▸ **PROBLEM DESCRIPTION**:
Filter the data below, keeping only lines that contain "icon".

** MATERIAL SUPPLIED follows **

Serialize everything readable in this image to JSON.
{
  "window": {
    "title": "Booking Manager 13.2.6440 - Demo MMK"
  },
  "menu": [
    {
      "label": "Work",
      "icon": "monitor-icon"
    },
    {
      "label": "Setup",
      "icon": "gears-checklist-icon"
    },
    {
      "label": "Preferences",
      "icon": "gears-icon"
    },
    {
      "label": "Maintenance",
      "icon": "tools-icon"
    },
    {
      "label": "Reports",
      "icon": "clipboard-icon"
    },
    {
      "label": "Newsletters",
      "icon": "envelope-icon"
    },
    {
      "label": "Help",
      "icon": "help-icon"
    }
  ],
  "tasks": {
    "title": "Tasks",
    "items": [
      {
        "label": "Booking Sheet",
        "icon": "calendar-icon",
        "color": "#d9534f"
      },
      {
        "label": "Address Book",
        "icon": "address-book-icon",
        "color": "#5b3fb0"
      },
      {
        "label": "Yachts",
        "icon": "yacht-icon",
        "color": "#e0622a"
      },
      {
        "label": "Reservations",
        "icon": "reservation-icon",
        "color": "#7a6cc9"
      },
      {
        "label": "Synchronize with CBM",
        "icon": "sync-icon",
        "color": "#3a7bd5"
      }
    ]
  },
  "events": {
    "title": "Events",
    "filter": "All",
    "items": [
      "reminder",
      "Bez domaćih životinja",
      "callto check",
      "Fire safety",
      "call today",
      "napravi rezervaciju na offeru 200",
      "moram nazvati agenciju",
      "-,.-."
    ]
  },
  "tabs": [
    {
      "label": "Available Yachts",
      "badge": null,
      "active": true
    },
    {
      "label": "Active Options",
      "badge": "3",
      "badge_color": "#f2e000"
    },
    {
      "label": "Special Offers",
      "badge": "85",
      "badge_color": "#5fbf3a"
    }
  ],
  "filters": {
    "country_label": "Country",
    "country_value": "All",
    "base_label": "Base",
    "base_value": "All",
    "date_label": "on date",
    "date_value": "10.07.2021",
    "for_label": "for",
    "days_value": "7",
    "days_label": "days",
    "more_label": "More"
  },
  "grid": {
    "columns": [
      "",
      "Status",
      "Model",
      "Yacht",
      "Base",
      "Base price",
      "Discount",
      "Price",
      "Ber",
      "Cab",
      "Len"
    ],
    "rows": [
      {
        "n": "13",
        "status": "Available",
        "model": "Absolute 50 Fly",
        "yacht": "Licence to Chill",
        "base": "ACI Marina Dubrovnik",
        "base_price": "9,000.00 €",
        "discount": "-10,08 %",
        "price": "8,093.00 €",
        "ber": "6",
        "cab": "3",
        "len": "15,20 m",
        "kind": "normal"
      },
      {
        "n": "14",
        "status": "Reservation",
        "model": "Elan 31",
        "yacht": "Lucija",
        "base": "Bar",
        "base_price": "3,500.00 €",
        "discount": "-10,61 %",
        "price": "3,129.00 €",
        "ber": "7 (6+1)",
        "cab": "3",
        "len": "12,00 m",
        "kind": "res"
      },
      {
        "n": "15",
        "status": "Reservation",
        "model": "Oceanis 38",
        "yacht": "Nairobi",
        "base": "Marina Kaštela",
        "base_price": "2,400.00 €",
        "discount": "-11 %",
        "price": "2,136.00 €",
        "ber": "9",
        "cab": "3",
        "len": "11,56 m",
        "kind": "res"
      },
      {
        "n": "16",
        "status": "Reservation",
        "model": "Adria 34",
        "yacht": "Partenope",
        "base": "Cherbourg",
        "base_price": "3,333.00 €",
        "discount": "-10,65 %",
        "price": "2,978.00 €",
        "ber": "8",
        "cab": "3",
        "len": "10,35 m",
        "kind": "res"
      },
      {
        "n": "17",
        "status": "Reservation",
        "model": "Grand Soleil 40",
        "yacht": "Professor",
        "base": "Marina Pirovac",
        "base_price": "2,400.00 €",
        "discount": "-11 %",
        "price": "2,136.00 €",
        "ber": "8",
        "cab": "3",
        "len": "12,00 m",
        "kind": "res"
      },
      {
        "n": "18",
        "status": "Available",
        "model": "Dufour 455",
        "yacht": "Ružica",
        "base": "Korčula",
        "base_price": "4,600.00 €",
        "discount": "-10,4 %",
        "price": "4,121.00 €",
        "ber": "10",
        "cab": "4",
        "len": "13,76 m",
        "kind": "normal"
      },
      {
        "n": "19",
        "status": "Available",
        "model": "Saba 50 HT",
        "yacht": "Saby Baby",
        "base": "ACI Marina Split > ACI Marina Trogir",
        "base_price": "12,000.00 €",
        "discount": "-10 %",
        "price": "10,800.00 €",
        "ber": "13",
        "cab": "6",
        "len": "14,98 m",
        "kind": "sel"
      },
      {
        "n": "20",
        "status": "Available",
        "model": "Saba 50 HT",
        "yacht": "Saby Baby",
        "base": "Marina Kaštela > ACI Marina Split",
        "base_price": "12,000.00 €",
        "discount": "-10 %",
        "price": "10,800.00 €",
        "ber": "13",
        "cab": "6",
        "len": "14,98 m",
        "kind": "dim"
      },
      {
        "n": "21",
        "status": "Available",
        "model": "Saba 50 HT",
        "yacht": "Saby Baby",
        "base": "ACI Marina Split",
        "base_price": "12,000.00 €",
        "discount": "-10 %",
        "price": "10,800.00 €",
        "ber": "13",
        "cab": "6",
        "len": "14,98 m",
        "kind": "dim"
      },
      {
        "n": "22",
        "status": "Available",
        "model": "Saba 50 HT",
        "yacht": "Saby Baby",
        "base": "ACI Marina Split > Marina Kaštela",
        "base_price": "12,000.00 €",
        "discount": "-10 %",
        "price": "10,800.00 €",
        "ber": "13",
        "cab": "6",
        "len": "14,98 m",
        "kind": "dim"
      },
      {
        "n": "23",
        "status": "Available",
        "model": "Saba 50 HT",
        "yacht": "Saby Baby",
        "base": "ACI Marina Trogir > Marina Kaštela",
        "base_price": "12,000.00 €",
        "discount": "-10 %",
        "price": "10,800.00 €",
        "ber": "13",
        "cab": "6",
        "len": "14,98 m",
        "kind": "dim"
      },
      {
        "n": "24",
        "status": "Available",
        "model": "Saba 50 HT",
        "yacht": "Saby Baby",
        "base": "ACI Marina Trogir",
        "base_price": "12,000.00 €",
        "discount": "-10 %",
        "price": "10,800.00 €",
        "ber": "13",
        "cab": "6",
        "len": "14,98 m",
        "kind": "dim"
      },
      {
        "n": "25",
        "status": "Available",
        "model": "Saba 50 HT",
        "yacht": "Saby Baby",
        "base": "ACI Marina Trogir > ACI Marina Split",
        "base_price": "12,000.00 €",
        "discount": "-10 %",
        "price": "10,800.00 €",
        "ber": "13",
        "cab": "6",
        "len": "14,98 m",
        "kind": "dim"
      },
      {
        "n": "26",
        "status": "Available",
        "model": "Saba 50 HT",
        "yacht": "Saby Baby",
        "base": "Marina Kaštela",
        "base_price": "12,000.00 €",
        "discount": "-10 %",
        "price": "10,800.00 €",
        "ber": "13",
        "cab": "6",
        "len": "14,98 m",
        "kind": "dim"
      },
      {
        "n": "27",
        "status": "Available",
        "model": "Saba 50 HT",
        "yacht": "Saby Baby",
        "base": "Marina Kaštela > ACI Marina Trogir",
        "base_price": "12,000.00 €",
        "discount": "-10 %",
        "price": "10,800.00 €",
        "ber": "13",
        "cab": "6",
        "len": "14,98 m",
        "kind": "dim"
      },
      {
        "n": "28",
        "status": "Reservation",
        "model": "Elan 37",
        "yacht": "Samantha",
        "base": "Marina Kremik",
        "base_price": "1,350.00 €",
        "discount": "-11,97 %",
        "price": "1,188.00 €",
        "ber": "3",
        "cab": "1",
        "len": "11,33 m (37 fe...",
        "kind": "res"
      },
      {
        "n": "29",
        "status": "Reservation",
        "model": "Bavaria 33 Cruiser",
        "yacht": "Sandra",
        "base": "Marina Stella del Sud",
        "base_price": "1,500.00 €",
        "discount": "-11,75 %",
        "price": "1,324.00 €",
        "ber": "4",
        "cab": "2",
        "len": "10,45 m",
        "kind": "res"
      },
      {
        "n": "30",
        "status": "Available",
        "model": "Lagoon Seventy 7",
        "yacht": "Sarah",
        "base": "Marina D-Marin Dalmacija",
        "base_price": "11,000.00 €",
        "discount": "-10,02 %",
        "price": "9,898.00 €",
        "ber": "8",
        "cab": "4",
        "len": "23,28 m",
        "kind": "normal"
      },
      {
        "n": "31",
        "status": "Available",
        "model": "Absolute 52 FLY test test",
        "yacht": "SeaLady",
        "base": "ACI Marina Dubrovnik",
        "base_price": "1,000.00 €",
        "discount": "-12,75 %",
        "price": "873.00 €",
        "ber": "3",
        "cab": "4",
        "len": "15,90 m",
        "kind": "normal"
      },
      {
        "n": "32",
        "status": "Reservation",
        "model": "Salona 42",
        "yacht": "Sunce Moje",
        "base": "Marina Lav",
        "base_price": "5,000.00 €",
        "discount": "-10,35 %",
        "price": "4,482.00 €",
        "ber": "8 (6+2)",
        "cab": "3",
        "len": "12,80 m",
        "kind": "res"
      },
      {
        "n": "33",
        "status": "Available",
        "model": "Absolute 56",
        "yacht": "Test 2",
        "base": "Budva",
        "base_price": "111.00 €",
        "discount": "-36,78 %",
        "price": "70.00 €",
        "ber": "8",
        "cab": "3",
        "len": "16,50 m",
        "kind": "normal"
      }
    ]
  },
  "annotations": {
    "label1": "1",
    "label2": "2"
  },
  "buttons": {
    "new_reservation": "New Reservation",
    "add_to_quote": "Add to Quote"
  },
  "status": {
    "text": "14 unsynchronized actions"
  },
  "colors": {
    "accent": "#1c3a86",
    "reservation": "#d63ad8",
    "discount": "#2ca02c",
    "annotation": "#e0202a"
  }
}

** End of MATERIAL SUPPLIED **

▸ **ANSWER SPACE**:
      "icon": "monitor-icon"
      "icon": "gears-checklist-icon"
      "icon": "gears-icon"
      "icon": "tools-icon"
      "icon": "clipboard-icon"
      "icon": "envelope-icon"
      "icon": "help-icon"
        "icon": "calendar-icon",
        "icon": "address-book-icon",
        "icon": "yacht-icon",
        "icon": "reservation-icon",
        "icon": "sync-icon",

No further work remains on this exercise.